Start of SUPPLIED INFORMATION

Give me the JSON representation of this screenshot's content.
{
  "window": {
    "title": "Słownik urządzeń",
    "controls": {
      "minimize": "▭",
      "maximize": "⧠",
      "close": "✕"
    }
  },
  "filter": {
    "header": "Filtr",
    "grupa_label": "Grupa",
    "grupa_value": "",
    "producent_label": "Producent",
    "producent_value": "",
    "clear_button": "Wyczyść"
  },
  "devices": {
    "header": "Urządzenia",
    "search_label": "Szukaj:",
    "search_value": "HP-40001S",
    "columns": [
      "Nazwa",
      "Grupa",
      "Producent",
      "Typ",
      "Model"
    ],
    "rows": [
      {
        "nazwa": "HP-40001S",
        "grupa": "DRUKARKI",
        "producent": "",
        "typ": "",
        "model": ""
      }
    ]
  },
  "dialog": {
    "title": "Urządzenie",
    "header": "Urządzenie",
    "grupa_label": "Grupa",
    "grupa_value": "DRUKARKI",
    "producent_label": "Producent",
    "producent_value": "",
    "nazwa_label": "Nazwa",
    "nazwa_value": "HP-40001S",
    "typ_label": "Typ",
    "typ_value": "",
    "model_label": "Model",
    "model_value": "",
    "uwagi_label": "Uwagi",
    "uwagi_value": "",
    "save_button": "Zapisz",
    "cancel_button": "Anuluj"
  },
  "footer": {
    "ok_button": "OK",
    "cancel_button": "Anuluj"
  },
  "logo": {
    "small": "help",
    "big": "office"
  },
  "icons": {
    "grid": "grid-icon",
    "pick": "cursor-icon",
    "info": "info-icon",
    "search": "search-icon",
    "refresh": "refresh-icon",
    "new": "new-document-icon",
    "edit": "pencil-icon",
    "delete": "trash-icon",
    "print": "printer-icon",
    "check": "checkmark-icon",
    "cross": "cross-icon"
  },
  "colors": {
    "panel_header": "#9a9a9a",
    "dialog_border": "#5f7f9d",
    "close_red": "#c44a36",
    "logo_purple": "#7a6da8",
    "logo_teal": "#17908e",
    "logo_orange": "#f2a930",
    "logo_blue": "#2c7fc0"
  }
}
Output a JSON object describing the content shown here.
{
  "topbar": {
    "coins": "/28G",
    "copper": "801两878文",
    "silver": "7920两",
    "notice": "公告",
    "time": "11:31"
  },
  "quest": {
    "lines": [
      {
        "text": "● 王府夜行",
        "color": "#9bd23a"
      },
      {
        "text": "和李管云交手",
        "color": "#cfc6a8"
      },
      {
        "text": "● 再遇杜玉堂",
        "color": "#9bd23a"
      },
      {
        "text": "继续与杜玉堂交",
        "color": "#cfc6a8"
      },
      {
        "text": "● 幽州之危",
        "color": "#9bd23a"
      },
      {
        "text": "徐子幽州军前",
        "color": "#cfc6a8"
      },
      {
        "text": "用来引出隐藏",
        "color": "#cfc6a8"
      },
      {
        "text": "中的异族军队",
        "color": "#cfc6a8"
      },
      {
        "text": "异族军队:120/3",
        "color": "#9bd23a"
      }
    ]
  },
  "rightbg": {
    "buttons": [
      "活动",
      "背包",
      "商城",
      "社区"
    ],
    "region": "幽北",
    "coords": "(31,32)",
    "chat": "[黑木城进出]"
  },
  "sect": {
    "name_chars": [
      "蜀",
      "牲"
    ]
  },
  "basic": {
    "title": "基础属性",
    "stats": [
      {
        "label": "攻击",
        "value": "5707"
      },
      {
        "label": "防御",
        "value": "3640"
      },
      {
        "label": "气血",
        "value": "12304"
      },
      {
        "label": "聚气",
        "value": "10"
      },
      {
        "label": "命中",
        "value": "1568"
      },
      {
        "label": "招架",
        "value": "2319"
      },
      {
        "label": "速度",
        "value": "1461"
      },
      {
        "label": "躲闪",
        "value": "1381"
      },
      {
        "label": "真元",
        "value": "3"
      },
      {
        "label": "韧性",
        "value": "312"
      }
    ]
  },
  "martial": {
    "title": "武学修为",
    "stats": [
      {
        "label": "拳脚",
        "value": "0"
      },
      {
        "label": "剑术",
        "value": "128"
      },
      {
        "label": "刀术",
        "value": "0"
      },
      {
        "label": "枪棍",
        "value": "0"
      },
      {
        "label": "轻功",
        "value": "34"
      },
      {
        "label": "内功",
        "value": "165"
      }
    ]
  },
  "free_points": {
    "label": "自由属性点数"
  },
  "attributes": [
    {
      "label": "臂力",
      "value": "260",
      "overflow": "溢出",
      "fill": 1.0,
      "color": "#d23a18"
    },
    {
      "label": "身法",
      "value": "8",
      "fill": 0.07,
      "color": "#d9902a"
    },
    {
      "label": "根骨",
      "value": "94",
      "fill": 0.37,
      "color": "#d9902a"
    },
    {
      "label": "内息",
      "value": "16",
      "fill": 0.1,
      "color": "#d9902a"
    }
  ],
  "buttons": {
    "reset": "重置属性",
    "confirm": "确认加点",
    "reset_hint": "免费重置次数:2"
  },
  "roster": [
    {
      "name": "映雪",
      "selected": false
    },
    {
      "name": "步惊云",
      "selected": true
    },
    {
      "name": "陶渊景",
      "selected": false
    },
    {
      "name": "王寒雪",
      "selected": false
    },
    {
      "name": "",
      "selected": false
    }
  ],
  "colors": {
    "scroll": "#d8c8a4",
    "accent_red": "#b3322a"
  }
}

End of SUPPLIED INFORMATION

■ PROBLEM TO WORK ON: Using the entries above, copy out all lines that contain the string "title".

■ THE COMPLETED TASK:
    "title": "Słownik urządzeń",
    "title": "Urządzenie",
    "title": "基础属性",
    "title": "武学修为",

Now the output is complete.